So the answer is yes, it is scientifically possible to have all that wine, if southern winters are warm enough and if wine growers routinely prune their plants into brief comas. There are other questions we could raise. For example, would a plant with such a life cycle even naturally evolve in a climate with erratic seasons? Maybe not. But, at least for the wine as we know it, there is no magic required in Westeros.
For years, Sean Treacy navigated a few newspaper jobs in the frosty northern realm of upstate New York before becoming a science writer in the D.C. area. He tends to obsess over subjects like booze in fictional settings until he finally just consults a scientist and writes about it. He has a website that features, among other things, a picture of himself in a lovely tweed jacket.
More reading: Analagous wine regions in Westeros
Tyrion Lannister holding a cup of… what else? Publicity photo, HBO/Helen Sloan
YouTube wine video: Michael Martucci
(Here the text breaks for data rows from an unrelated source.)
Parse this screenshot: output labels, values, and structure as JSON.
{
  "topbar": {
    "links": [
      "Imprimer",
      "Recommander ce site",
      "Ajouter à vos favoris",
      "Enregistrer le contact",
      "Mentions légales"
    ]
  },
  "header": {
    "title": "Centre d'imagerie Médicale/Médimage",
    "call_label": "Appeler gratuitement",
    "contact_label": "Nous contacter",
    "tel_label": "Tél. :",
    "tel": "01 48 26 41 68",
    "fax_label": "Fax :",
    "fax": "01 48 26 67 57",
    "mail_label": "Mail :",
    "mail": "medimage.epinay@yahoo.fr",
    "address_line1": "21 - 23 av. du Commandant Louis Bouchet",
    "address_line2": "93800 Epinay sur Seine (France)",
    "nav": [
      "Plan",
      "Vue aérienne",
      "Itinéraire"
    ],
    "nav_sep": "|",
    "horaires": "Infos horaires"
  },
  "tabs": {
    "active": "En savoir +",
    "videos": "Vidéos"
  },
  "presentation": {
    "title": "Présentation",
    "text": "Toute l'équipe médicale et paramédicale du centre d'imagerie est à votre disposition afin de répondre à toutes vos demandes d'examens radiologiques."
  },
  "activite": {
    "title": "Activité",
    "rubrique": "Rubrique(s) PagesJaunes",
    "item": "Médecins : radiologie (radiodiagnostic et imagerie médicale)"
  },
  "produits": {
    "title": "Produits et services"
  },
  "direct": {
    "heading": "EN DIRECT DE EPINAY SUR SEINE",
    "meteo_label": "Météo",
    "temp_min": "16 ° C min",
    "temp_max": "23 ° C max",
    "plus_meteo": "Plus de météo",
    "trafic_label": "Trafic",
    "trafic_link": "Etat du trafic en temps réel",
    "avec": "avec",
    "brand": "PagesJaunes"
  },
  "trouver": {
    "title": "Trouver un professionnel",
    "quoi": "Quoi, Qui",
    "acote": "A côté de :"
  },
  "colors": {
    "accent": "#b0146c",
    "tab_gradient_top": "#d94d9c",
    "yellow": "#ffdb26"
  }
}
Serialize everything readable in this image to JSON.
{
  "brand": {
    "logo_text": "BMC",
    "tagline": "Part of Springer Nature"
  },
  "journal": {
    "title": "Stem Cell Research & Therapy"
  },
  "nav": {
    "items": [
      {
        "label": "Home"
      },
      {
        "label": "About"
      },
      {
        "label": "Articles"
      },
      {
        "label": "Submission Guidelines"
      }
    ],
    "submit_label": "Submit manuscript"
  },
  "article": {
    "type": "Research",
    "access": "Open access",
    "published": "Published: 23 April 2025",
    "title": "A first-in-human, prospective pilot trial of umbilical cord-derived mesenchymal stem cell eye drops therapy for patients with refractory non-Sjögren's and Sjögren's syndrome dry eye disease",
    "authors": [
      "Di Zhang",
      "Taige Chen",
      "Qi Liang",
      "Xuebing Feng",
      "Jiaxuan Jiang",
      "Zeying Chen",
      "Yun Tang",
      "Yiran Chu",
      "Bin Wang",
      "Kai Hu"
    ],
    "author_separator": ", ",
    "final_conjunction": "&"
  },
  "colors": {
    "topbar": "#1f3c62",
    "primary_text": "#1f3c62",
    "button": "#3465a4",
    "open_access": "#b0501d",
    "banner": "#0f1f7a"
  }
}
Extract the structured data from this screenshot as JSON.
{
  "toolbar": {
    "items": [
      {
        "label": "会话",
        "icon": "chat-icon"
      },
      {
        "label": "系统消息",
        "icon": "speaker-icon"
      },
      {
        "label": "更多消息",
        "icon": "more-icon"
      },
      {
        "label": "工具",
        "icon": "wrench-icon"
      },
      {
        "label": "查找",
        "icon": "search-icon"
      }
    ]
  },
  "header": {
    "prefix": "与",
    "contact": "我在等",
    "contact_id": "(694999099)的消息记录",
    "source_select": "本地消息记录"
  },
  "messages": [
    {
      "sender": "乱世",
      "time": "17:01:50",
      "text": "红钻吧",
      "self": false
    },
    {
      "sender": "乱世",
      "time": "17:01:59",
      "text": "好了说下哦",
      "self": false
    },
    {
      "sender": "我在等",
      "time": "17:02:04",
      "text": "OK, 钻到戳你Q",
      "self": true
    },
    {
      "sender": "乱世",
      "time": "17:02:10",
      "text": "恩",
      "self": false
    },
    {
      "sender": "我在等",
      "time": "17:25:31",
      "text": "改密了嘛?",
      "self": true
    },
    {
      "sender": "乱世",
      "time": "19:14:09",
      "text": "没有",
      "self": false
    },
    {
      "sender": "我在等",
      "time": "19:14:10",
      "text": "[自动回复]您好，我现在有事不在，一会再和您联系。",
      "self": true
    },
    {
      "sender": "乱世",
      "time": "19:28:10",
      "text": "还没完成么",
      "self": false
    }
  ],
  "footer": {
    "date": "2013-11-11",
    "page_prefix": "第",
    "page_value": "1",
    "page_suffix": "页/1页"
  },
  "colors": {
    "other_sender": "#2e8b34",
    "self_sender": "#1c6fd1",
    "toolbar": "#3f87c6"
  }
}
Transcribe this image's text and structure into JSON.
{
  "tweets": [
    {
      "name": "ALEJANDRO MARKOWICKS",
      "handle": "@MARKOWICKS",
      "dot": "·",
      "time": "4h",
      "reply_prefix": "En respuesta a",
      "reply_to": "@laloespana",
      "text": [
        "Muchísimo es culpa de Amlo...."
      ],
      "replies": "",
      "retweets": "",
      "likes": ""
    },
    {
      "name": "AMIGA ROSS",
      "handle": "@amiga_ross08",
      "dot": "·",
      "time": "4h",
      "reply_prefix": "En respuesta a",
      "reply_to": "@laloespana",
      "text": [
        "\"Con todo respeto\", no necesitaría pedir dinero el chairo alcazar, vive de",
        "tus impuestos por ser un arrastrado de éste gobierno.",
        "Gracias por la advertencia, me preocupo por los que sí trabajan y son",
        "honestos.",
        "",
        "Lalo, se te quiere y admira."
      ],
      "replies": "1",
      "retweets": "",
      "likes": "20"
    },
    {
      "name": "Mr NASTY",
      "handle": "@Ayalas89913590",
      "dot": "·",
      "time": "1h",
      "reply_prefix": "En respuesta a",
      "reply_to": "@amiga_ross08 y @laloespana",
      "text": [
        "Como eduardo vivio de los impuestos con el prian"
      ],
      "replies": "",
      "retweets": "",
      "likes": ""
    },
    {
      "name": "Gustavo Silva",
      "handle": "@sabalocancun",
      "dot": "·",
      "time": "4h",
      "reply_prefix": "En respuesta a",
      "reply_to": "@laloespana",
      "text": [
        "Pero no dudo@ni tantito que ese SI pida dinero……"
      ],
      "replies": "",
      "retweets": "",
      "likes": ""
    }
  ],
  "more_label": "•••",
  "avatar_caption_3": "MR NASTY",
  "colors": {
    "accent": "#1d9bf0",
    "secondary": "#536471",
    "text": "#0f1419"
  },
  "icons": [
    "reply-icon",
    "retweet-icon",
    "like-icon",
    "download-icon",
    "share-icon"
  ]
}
São Francisco table grapes, plump with the juices of induced dormancy: Glauco Umbelino/Wikimedia Commons
House Redwyne lords over the wine-growing region called The Arbor. You know you take your wine seriously when you put grapes on your shield: Wikimedia Commons